Citation: Kullo IJ, Haddad R, Prows CA, Holm I, Sanderson SC, Garrison NA, Sharp RR, Smith ME, Kuivaniemi H, Bottinger EP, Connolly JJ, Keating BJ, McCarty CA, Williams MS and Jarvik GP (2014) Return of results in the genomic medicine projects of the eMERGE network. Front. Genet. 5:50. doi: 10.3389/fgene.2014.00050

Received: 12 December 2013; Paper pending published: 11 January 2014;
Accepted: 18 February 2014; Published online: 26 March 2014.

Edited by:

Marylyn D. Ritchie, The Pennsylvania State University, USA

Reviewed by:

Yiran Guo, Children's Hospital of Philadelphia, USA
Juli Bollinger, Johns Hopkins University, USA

Copyright © 2014 Kullo, Haddad, Prows, Holm, Sanderson, Garrison, Sharp, Smith, Kuivaniemi, Bottinger, Connolly, Keating, McCarty, Williams and Jarvik. This is an open-access article distributed under the terms of the Creative Commons Attribution License (CC BY). The use, distribution or reproduction in other forums is permitted, provided the original author(s) or licensor are credited and that the original publication in this journal is cited, in accordance with accepted academic practice. No use, distribution or reproduction is permitted which does not comply with these terms.

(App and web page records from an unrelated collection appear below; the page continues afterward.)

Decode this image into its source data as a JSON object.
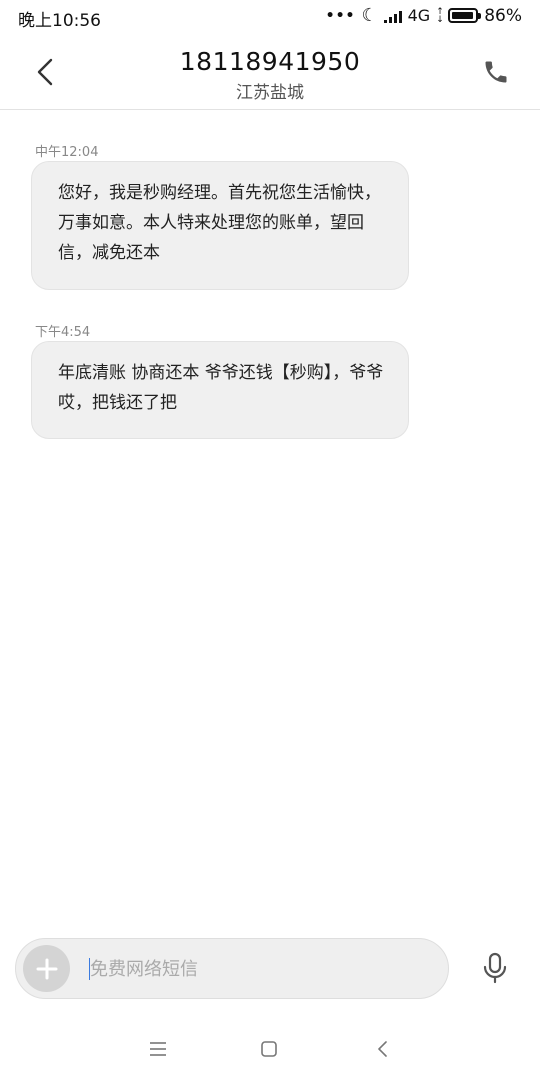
{
  "status_bar": {
    "time": "晚上10:56",
    "dots": "•••",
    "network": "4G",
    "battery_percent": "86%",
    "battery_level": 0.86,
    "icons": [
      "moon-icon",
      "signal-icon",
      "network-arrows-icon",
      "battery-icon"
    ]
  },
  "header": {
    "title": "18118941950",
    "subtitle": "江苏盐城",
    "back_icon": "chevron-left-icon",
    "call_icon": "phone-icon"
  },
  "messages": [
    {
      "time": "中午12:04",
      "text": "您好，我是秒购经理。首先祝您生活愉快，万事如意。本人特来处理您的账单，望回信，减免还本"
    },
    {
      "time": "下午4:54",
      "text": "年底清账 协商还本 爷爷还钱【秒购】，爷爷哎，把钱还了把"
    }
  ],
  "composer": {
    "placeholder": "免费网络短信",
    "value": "",
    "plus_icon": "plus-icon",
    "mic_icon": "microphone-icon"
  },
  "nav_bar": {
    "icons": [
      "menu-icon",
      "home-square-icon",
      "back-chevron-icon"
    ]
  },
  "colors": {
    "bubble_bg": "#f0f0f0",
    "caret": "#3b7be0",
    "icon_gray": "#555555"
  }
}
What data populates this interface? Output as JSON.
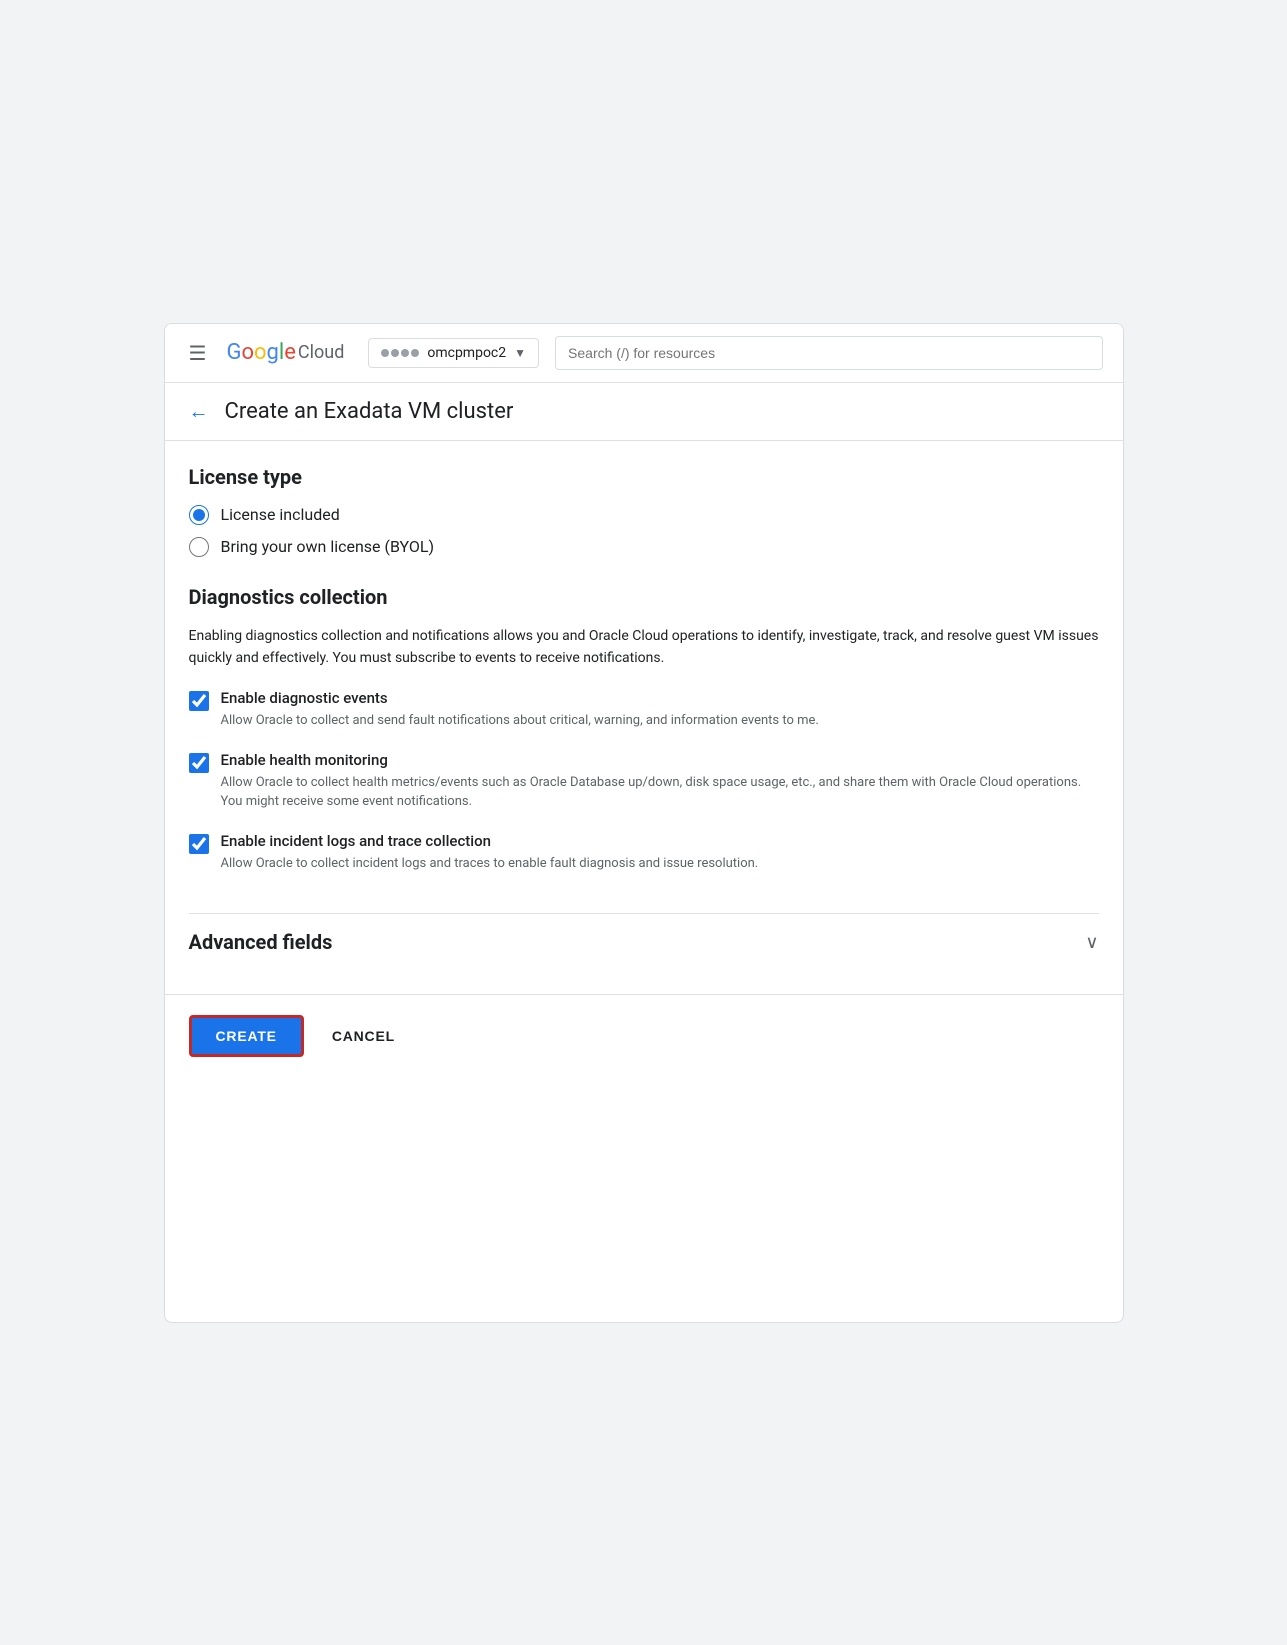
{
  "nav": {
    "hamburger": "☰",
    "google_text": "Google",
    "cloud_text": "Cloud",
    "project_name": "omcpmpoc2",
    "search_placeholder": "Search (/) for resources"
  },
  "header": {
    "back_label": "←",
    "title": "Create an Exadata VM cluster"
  },
  "license_section": {
    "title": "License type",
    "options": [
      {
        "id": "license-included",
        "label": "License included",
        "checked": true
      },
      {
        "id": "byol",
        "label": "Bring your own license (BYOL)",
        "checked": false
      }
    ]
  },
  "diagnostics_section": {
    "title": "Diagnostics collection",
    "description": "Enabling diagnostics collection and notifications allows you and Oracle Cloud operations to identify, investigate, track, and resolve guest VM issues quickly and effectively. You must subscribe to events to receive notifications.",
    "checkboxes": [
      {
        "id": "diag-events",
        "label": "Enable diagnostic events",
        "description": "Allow Oracle to collect and send fault notifications about critical, warning, and information events to me.",
        "checked": true
      },
      {
        "id": "health-monitoring",
        "label": "Enable health monitoring",
        "description": "Allow Oracle to collect health metrics/events such as Oracle Database up/down, disk space usage, etc., and share them with Oracle Cloud operations. You might receive some event notifications.",
        "checked": true
      },
      {
        "id": "incident-logs",
        "label": "Enable incident logs and trace collection",
        "description": "Allow Oracle to collect incident logs and traces to enable fault diagnosis and issue resolution.",
        "checked": true
      }
    ]
  },
  "advanced_fields": {
    "title": "Advanced fields",
    "chevron": "∨"
  },
  "footer": {
    "create_label": "CREATE",
    "cancel_label": "CANCEL"
  }
}
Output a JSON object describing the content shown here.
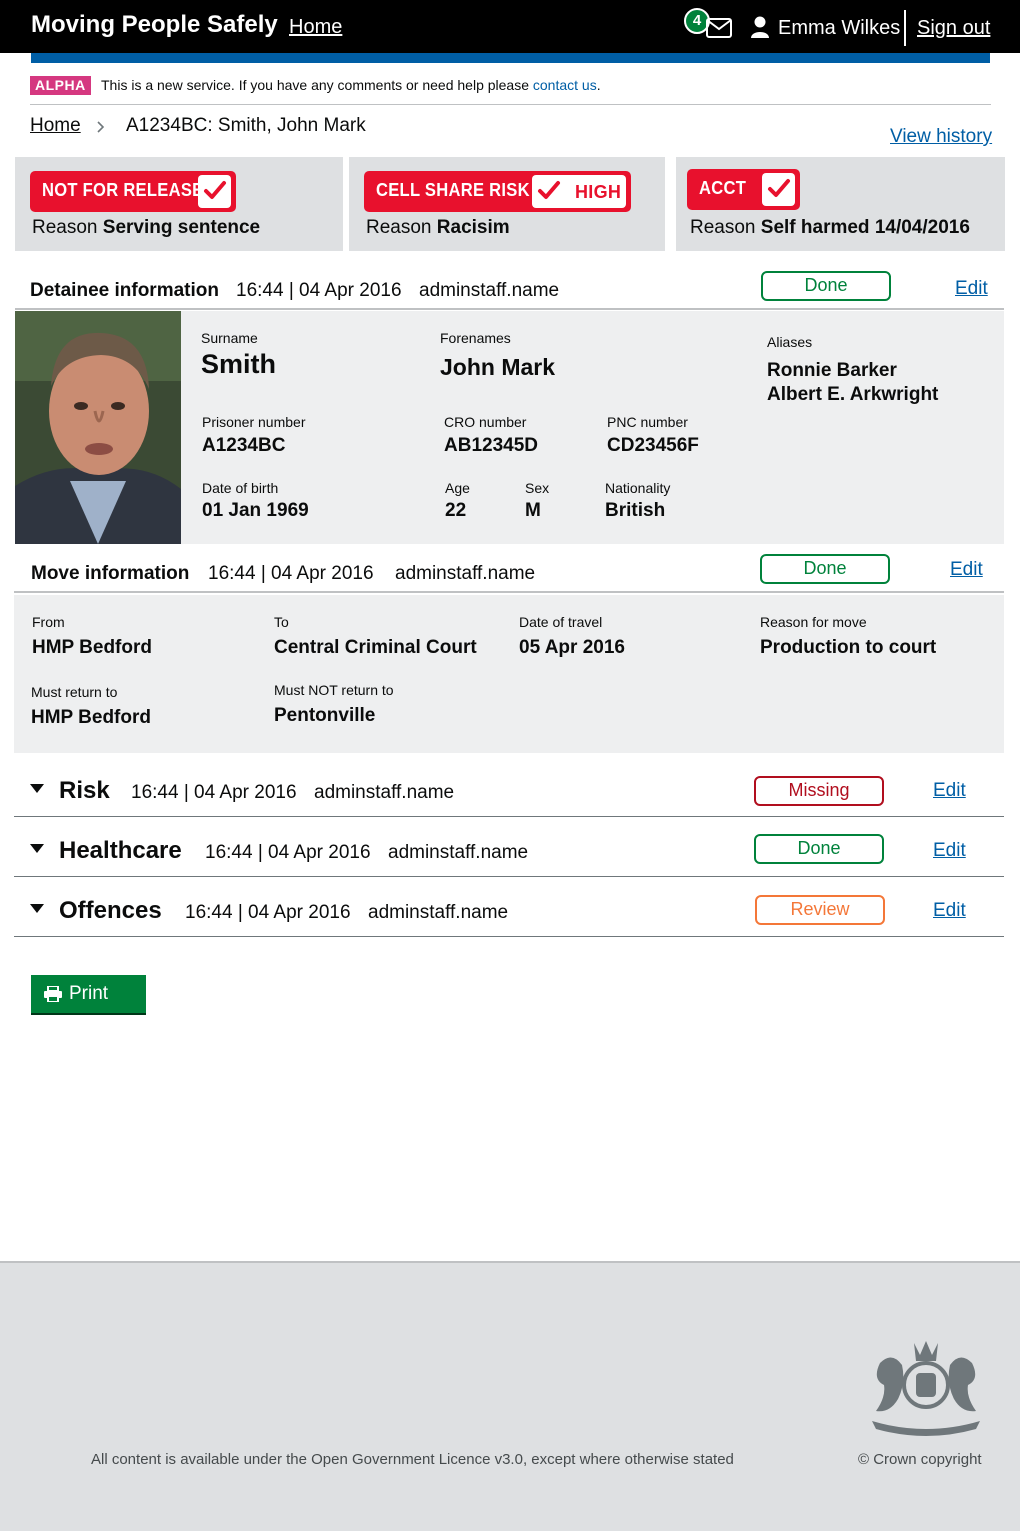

*Correspondence: Iftikhar J. Kullo, Division of Cardiovascular Diseases, Mayo Clinic, 200 First Street Southwest, Rochester, MN 55905, USA e-mail: kullo.iftikhar@mayo.edu;
Gail P. Jarvik, Medical Genetics, University of Washington, Health Sciences Building, K-253B, Box 357720, Seattle, WA 98195-7720, USA e-mail: pair@u.washington.edu